sions associated with HIV/AIDS in India. Indian J Pathol Microbiol tients with chronic gingivitis and necrotizing periodontitis. Braz. J.
.2002; 45:293-98. Microbiol.2008;39:2.
[20] Sorvillo F, Smith L, Kerndt P, Ash L. Trichomonas vaginalis, HIV, and [29] Aas JA, Barbuto SM, Alpagot T, Olsen I, Dewhirst FE, Paster BJ. Sub-
African-Americans. Emerg Infect Dis. 2001;7(6):927-32. gingival plaque microbiota in HIV positive patients.J.Clin.Peridontal.
[21] Kumarasamy N, Vallabhaneni S, Flanigan TP et al. Clinical profile of 2007;34(3): 189-95.

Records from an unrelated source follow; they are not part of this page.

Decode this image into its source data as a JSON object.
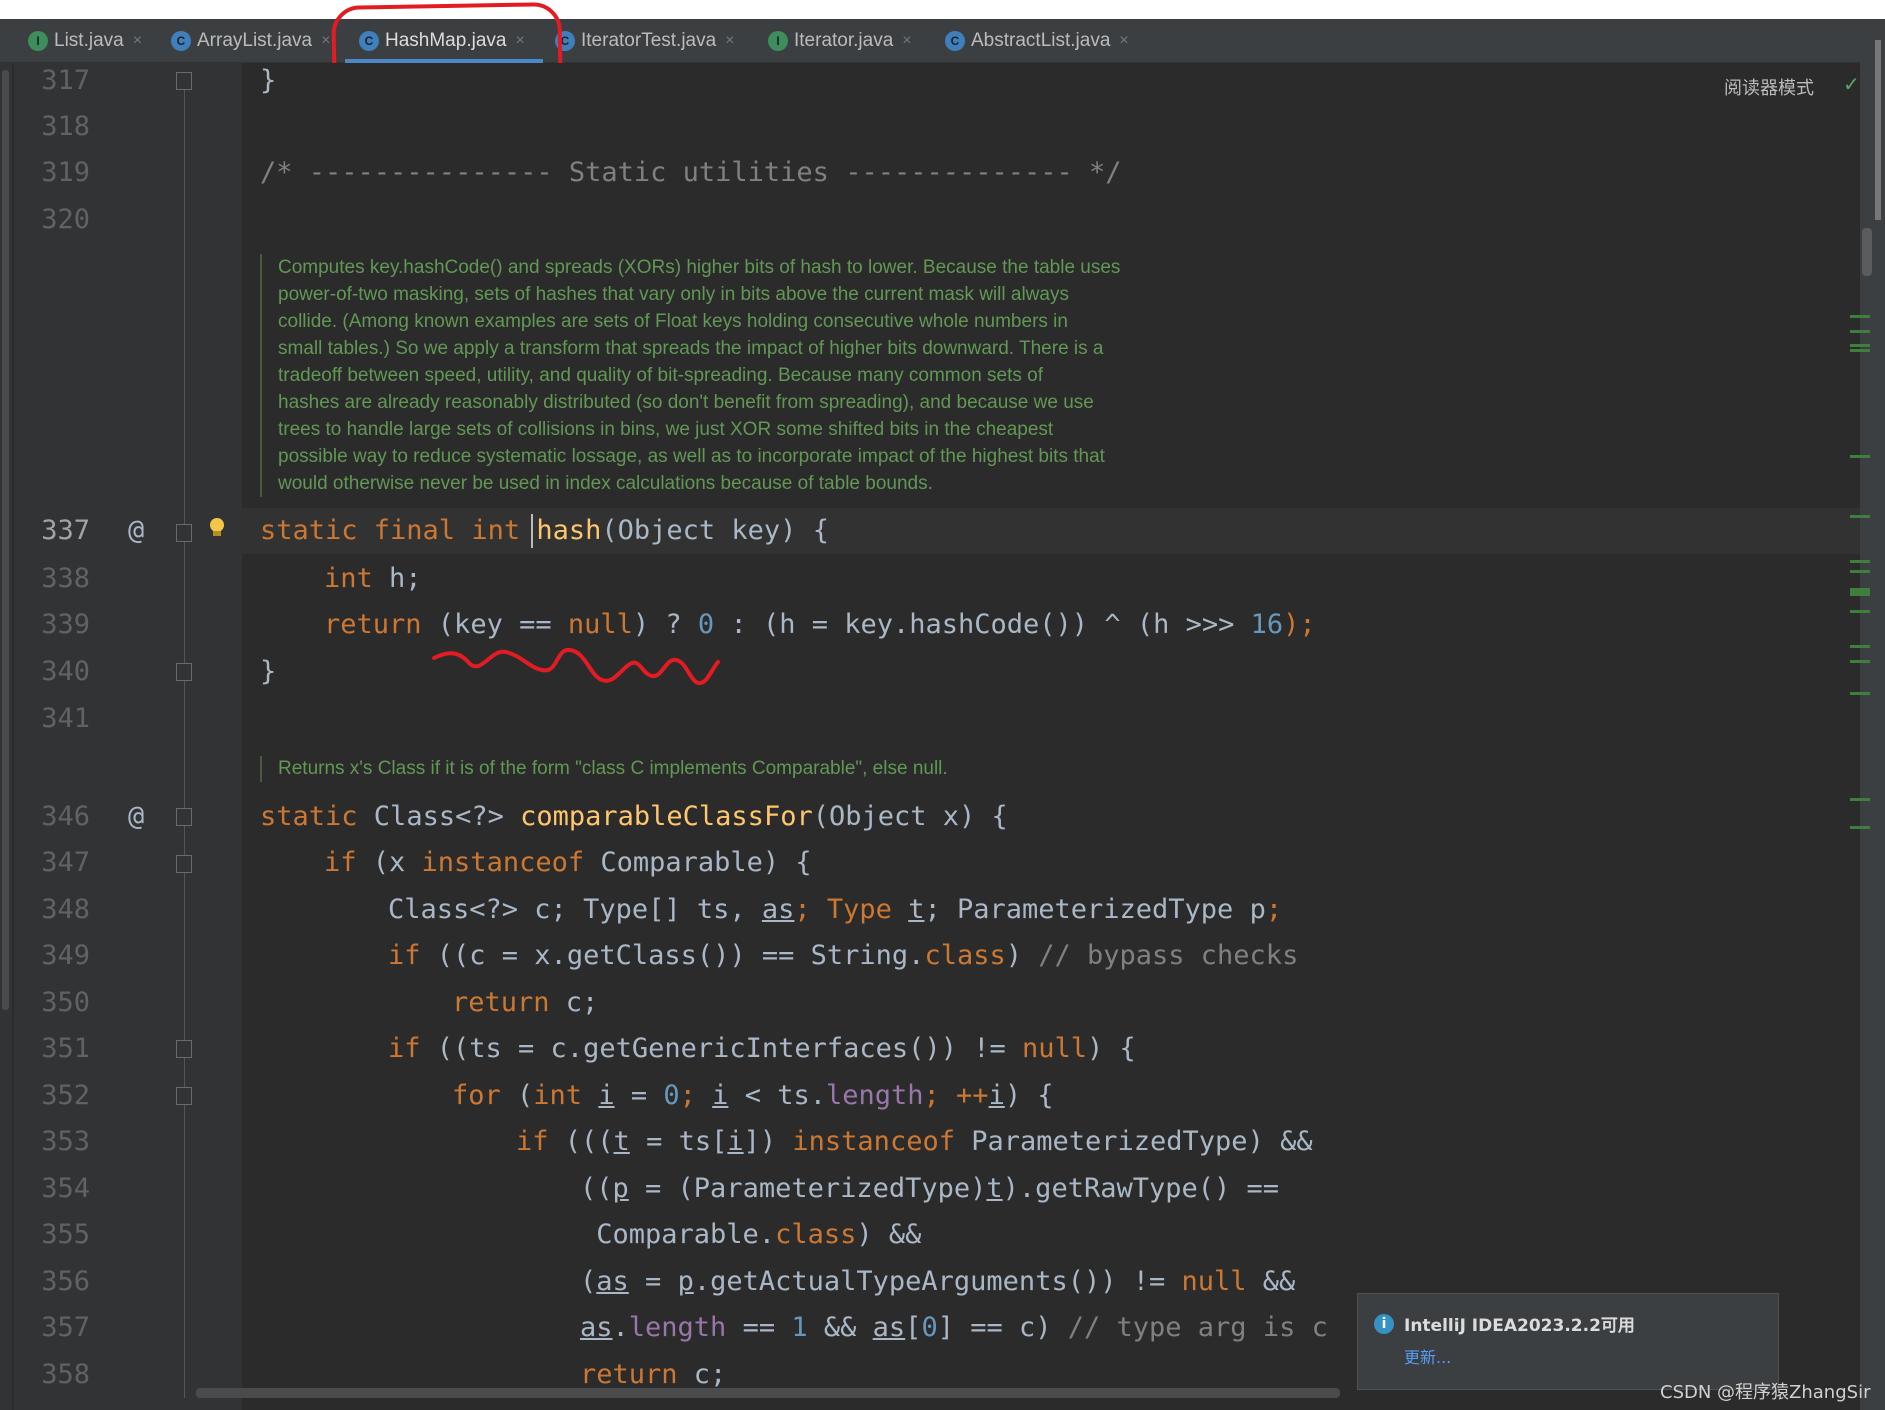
{
  "tabs": [
    {
      "label": "List.java",
      "icon": "interface-icon",
      "icon_letter": "I"
    },
    {
      "label": "ArrayList.java",
      "icon": "class-icon",
      "icon_letter": "C"
    },
    {
      "label": "HashMap.java",
      "icon": "class-icon",
      "icon_letter": "C"
    },
    {
      "label": "IteratorTest.java",
      "icon": "class-icon",
      "icon_letter": "C"
    },
    {
      "label": "Iterator.java",
      "icon": "interface-icon",
      "icon_letter": "I"
    },
    {
      "label": "AbstractList.java",
      "icon": "abstract-class-icon",
      "icon_letter": "C"
    }
  ],
  "active_tab": "HashMap.java",
  "reader_mode": "阅读器模式",
  "line_numbers": [
    "317",
    "318",
    "319",
    "320",
    "337",
    "338",
    "339",
    "340",
    "341",
    "346",
    "347",
    "348",
    "349",
    "350",
    "351",
    "352",
    "353",
    "354",
    "355",
    "356",
    "357",
    "358"
  ],
  "doc_hash": "Computes key.hashCode() and spreads (XORs) higher bits of hash to lower. Because the table uses\npower-of-two masking, sets of hashes that vary only in bits above the current mask will always\ncollide. (Among known examples are sets of Float keys holding consecutive whole numbers in\nsmall tables.) So we apply a transform that spreads the impact of higher bits downward. There is a\ntradeoff between speed, utility, and quality of bit-spreading. Because many common sets of\nhashes are already reasonably distributed (so don't benefit from spreading), and because we use\ntrees to handle large sets of collisions in bins, we just XOR some shifted bits in the cheapest\npossible way to reduce systematic lossage, as well as to incorporate impact of the highest bits that\nwould otherwise never be used in index calculations because of table bounds.",
  "doc_comparable": "Returns x's Class if it is of the form \"class C implements Comparable\", else null.",
  "code": {
    "l317": "}",
    "l319": "/* --------------- Static utilities -------------- */",
    "l337": {
      "kw": "static final int ",
      "fn": "hash",
      "rest": "(Object key) {"
    },
    "l338": {
      "kw": "int",
      "rest": " h;"
    },
    "l339": {
      "kw": "return",
      "a": " (key == ",
      "null": "null",
      "b": ") ? ",
      "n0": "0",
      "c": " : (h = key.hashCode()) ^ (h >>> ",
      "n16": "16",
      "d": ");"
    },
    "l340": "}",
    "l346": {
      "kw": "static",
      "a": " Class<?> ",
      "fn": "comparableClassFor",
      "rest": "(Object x) {"
    },
    "l347": {
      "kw": "if",
      "a": " (x ",
      "inst": "instanceof",
      "rest": " Comparable) {"
    },
    "l348": {
      "a": "Class<?> c; Type[] ts, ",
      "as": "as",
      "b": "; Type ",
      "t": "t",
      "c": "; ParameterizedType ",
      "p": "p",
      "d": ";"
    },
    "l349": {
      "kw": "if",
      "a": " ((c = x.getClass()) == String.",
      "cls": "class",
      "b": ") ",
      "cmt": "// bypass checks"
    },
    "l350": {
      "kw": "return",
      "rest": " c;"
    },
    "l351": {
      "kw": "if",
      "a": " ((ts = c.getGenericInterfaces()) != ",
      "null": "null",
      "b": ") {"
    },
    "l352": {
      "kw": "for",
      "a": " (",
      "int": "int",
      "b": " ",
      "i1": "i",
      "c": " = ",
      "n0": "0",
      "d": "; ",
      "i2": "i",
      "e": " < ts.",
      "len": "length",
      "f": "; ++",
      "i3": "i",
      "g": ") {"
    },
    "l353": {
      "kw": "if",
      "a": " (((",
      "t": "t",
      "b": " = ts[",
      "i": "i",
      "c": "]) ",
      "inst": "instanceof",
      "d": " ParameterizedType) &&"
    },
    "l354": {
      "a": "((",
      "p": "p",
      "b": " = (ParameterizedType)",
      "t": "t",
      "c": ").getRawType() =="
    },
    "l355": {
      "a": " Comparable.",
      "cls": "class",
      "b": ") &&"
    },
    "l356": {
      "a": "(",
      "as": "as",
      "b": " = ",
      "p": "p",
      "c": ".getActualTypeArguments()) != ",
      "null": "null",
      "d": " &&"
    },
    "l357": {
      "as": "as",
      "a": ".",
      "len": "length",
      "b": " == ",
      "n1": "1",
      "c": " && ",
      "as2": "as",
      "d": "[",
      "n0": "0",
      "e": "] == c) ",
      "cmt": "// type arg is c"
    },
    "l358": {
      "kw": "return",
      "rest": " c;"
    }
  },
  "notification": {
    "title": "IntelliJ IDEA2023.2.2可用",
    "link": "更新..."
  },
  "watermark": "CSDN @程序猿ZhangSir",
  "colors": {
    "keyword": "#cc7832",
    "function": "#ffc66d",
    "number": "#6897bb",
    "doc": "#629755",
    "field": "#9876aa",
    "annotation_red": "#e31b23"
  }
}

HIV in India. Indian J Med Res. 2005; 121:377-94. [30] Robinson PG, Adegboye A, Rowland RW, Yeung S, Johnson NW.
[22] Rad F, Ghaderi E, Moradi G, Mafakheri L et al. The relationship be- Periodontal diseases and HIV infection. Oral Dis. 2002; 8(2):144-50.
tween skin manifestations and CD4 counts among HIV positive pa- [31] James WD, Berger TG, Elston DM. Viral diseases. Andrews Dis-

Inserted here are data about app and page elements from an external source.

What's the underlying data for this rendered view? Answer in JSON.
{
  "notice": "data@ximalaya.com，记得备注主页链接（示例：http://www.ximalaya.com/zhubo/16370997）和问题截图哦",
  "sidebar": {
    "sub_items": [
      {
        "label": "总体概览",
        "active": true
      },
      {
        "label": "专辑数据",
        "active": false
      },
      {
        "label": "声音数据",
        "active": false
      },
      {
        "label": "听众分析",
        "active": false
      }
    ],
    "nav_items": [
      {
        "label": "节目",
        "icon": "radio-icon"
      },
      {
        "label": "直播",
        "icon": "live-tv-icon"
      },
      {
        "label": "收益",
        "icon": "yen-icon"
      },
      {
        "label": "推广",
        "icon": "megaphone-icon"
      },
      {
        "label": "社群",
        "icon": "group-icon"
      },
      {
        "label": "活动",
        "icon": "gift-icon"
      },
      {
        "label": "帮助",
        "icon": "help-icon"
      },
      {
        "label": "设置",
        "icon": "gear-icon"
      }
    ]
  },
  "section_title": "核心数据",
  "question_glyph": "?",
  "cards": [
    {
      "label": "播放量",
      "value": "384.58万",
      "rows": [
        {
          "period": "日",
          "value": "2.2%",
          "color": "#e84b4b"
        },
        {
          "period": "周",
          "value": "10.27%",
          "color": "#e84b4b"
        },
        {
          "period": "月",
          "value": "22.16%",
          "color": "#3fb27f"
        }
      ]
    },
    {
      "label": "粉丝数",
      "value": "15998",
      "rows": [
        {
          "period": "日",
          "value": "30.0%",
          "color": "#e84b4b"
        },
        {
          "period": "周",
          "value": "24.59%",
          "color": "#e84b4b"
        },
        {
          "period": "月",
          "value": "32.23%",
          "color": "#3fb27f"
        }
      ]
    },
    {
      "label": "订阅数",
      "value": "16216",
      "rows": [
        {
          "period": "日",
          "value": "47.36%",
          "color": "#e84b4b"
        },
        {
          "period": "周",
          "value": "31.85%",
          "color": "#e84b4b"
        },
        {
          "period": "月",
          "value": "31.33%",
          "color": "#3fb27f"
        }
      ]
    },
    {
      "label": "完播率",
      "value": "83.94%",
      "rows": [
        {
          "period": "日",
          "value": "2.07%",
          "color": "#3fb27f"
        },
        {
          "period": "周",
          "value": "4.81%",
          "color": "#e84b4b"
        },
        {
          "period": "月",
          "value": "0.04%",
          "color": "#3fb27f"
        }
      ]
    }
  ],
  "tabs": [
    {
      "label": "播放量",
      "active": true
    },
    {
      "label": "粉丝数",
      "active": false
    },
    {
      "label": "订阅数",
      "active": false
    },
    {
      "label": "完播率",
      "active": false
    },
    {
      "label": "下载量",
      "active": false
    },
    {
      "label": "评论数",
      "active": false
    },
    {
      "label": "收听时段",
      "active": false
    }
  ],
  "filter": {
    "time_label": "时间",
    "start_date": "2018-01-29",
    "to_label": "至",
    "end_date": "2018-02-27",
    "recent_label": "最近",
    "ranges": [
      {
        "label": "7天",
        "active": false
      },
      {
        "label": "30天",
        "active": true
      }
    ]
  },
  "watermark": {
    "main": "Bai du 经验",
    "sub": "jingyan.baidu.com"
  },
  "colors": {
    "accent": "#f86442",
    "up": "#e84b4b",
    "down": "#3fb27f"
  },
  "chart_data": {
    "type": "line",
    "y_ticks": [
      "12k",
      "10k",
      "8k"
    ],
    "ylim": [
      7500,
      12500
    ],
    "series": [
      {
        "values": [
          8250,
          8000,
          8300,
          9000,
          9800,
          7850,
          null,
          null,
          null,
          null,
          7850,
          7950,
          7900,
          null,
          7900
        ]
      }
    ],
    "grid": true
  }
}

tients. Pak J Med Sci. 2008;24(1):114-17. eases of the skin, Clinical Dermatology. 10thed. Saunders, Elsevier;
[23] Thompson DS, Bain B, East-Innis A. The prevalence of mucocutane- 2006 ; 367-420.
ous disorders among HIV-positive patients attending an out-patient

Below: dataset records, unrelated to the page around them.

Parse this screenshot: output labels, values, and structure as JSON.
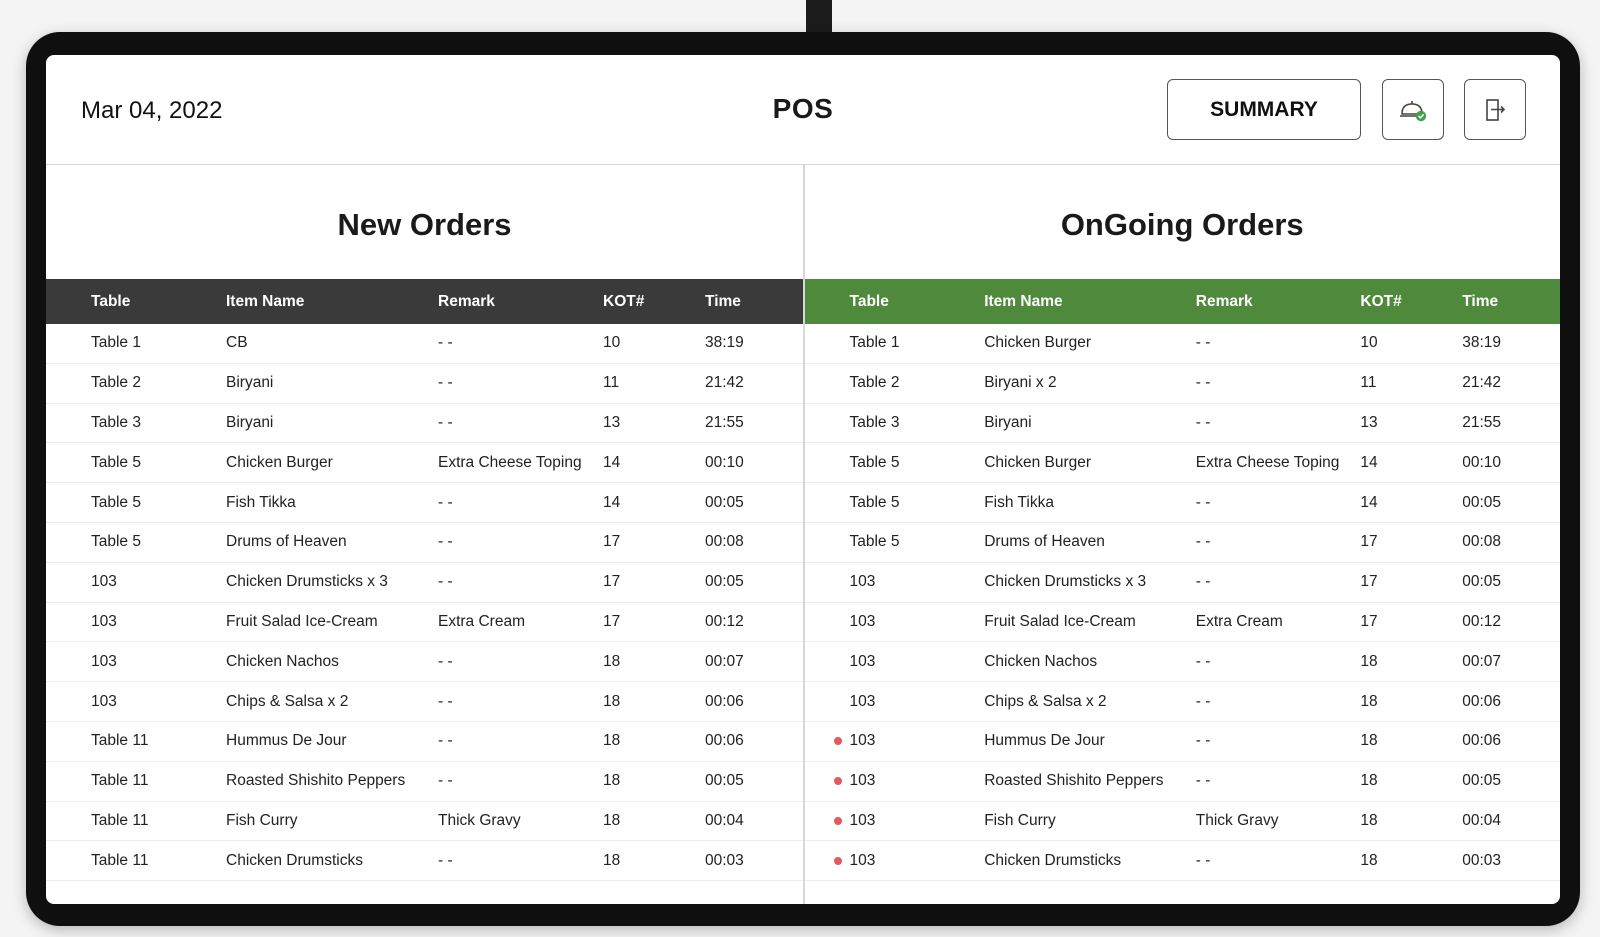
{
  "header": {
    "date": "Mar 04, 2022",
    "title": "POS",
    "summary_label": "SUMMARY",
    "serve_icon": "food-cloche-check-icon",
    "exit_icon": "exit-door-icon"
  },
  "colors": {
    "new_header_bg": "#3a3a3a",
    "ongoing_header_bg": "#4f8a3c",
    "alert_dot": "#e05b5b"
  },
  "new_orders": {
    "title": "New Orders",
    "columns": [
      "Table",
      "Item Name",
      "Remark",
      "KOT#",
      "Time"
    ],
    "rows": [
      {
        "table": "Table 1",
        "item": "CB",
        "remark": "- -",
        "kot": "10",
        "time": "38:19"
      },
      {
        "table": "Table 2",
        "item": "Biryani",
        "remark": "- -",
        "kot": "11",
        "time": "21:42"
      },
      {
        "table": "Table 3",
        "item": "Biryani",
        "remark": "- -",
        "kot": "13",
        "time": "21:55"
      },
      {
        "table": "Table 5",
        "item": "Chicken Burger",
        "remark": "Extra Cheese Toping",
        "kot": "14",
        "time": "00:10"
      },
      {
        "table": "Table 5",
        "item": "Fish Tikka",
        "remark": "- -",
        "kot": "14",
        "time": "00:05"
      },
      {
        "table": "Table 5",
        "item": "Drums of Heaven",
        "remark": "- -",
        "kot": "17",
        "time": "00:08"
      },
      {
        "table": "103",
        "item": "Chicken Drumsticks x 3",
        "remark": "- -",
        "kot": "17",
        "time": "00:05"
      },
      {
        "table": "103",
        "item": "Fruit Salad Ice-Cream",
        "remark": "Extra Cream",
        "kot": "17",
        "time": "00:12"
      },
      {
        "table": "103",
        "item": "Chicken Nachos",
        "remark": "- -",
        "kot": "18",
        "time": "00:07"
      },
      {
        "table": "103",
        "item": "Chips & Salsa x 2",
        "remark": "- -",
        "kot": "18",
        "time": "00:06"
      },
      {
        "table": "Table 11",
        "item": "Hummus De Jour",
        "remark": "- -",
        "kot": "18",
        "time": "00:06"
      },
      {
        "table": "Table 11",
        "item": "Roasted Shishito Peppers",
        "remark": "- -",
        "kot": "18",
        "time": "00:05"
      },
      {
        "table": "Table 11",
        "item": "Fish Curry",
        "remark": "Thick Gravy",
        "kot": "18",
        "time": "00:04"
      },
      {
        "table": "Table 11",
        "item": "Chicken Drumsticks",
        "remark": "- -",
        "kot": "18",
        "time": "00:03"
      }
    ]
  },
  "ongoing_orders": {
    "title": "OnGoing Orders",
    "columns": [
      "Table",
      "Item Name",
      "Remark",
      "KOT#",
      "Time"
    ],
    "rows": [
      {
        "table": "Table 1",
        "item": "Chicken Burger",
        "remark": "- -",
        "kot": "10",
        "time": "38:19",
        "alert": false
      },
      {
        "table": "Table 2",
        "item": "Biryani x 2",
        "remark": "- -",
        "kot": "11",
        "time": "21:42",
        "alert": false
      },
      {
        "table": "Table 3",
        "item": "Biryani",
        "remark": "- -",
        "kot": "13",
        "time": "21:55",
        "alert": false
      },
      {
        "table": "Table 5",
        "item": "Chicken Burger",
        "remark": "Extra Cheese Toping",
        "kot": "14",
        "time": "00:10",
        "alert": false
      },
      {
        "table": "Table 5",
        "item": "Fish Tikka",
        "remark": "- -",
        "kot": "14",
        "time": "00:05",
        "alert": false
      },
      {
        "table": "Table 5",
        "item": "Drums of Heaven",
        "remark": "- -",
        "kot": "17",
        "time": "00:08",
        "alert": false
      },
      {
        "table": "103",
        "item": "Chicken Drumsticks x 3",
        "remark": "- -",
        "kot": "17",
        "time": "00:05",
        "alert": false
      },
      {
        "table": "103",
        "item": "Fruit Salad Ice-Cream",
        "remark": "Extra Cream",
        "kot": "17",
        "time": "00:12",
        "alert": false
      },
      {
        "table": "103",
        "item": "Chicken Nachos",
        "remark": "- -",
        "kot": "18",
        "time": "00:07",
        "alert": false
      },
      {
        "table": "103",
        "item": "Chips & Salsa x 2",
        "remark": "- -",
        "kot": "18",
        "time": "00:06",
        "alert": false
      },
      {
        "table": "103",
        "item": "Hummus De Jour",
        "remark": "- -",
        "kot": "18",
        "time": "00:06",
        "alert": true
      },
      {
        "table": "103",
        "item": "Roasted Shishito Peppers",
        "remark": "- -",
        "kot": "18",
        "time": "00:05",
        "alert": true
      },
      {
        "table": "103",
        "item": "Fish Curry",
        "remark": "Thick Gravy",
        "kot": "18",
        "time": "00:04",
        "alert": true
      },
      {
        "table": "103",
        "item": "Chicken Drumsticks",
        "remark": "- -",
        "kot": "18",
        "time": "00:03",
        "alert": true
      }
    ]
  }
}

clinic in Kingston, Jamaica.West Indian Med. J. 2008; 57(1):54-57.


AUTHOR(S): NAME, ADDRESS, E-MAIL ID OF THE CORRESPONDING
1. Dr. Shashi Chopra AUTHOR:
2. Dr. Usha Arora Dr. Shashi Chopra,
Associate Professor, Department of Microbiology,
PARTICULARS OF CONTRIBUTORS:
EJ 227-228, Chahar Bagh,
1. Associate Professor, Department of Microbiology,
Jalandhar City,Punjab, India.
Punjab Institute of Medical Sciences Jalandhar, india.
Phone: 9417258884
2. Professor and Head, Department of Microbiology,
E-mail: dr.shashichopra@yahoo.com
Chintpurni Medical College Pathankot, Punjab, India.
Financial OR OTHER COMPETING INTERESTS:
None. Date of Submission: May 29, 2012
Date of Peer Review: Jun 11, 2012
Date of Acceptance: Oct 03, 2012
Date of Publishing: Dec 15, 2012

1698 Journal of Clinical and Diagnostic Research. 2012 December, Vol-6(10): 1695-1698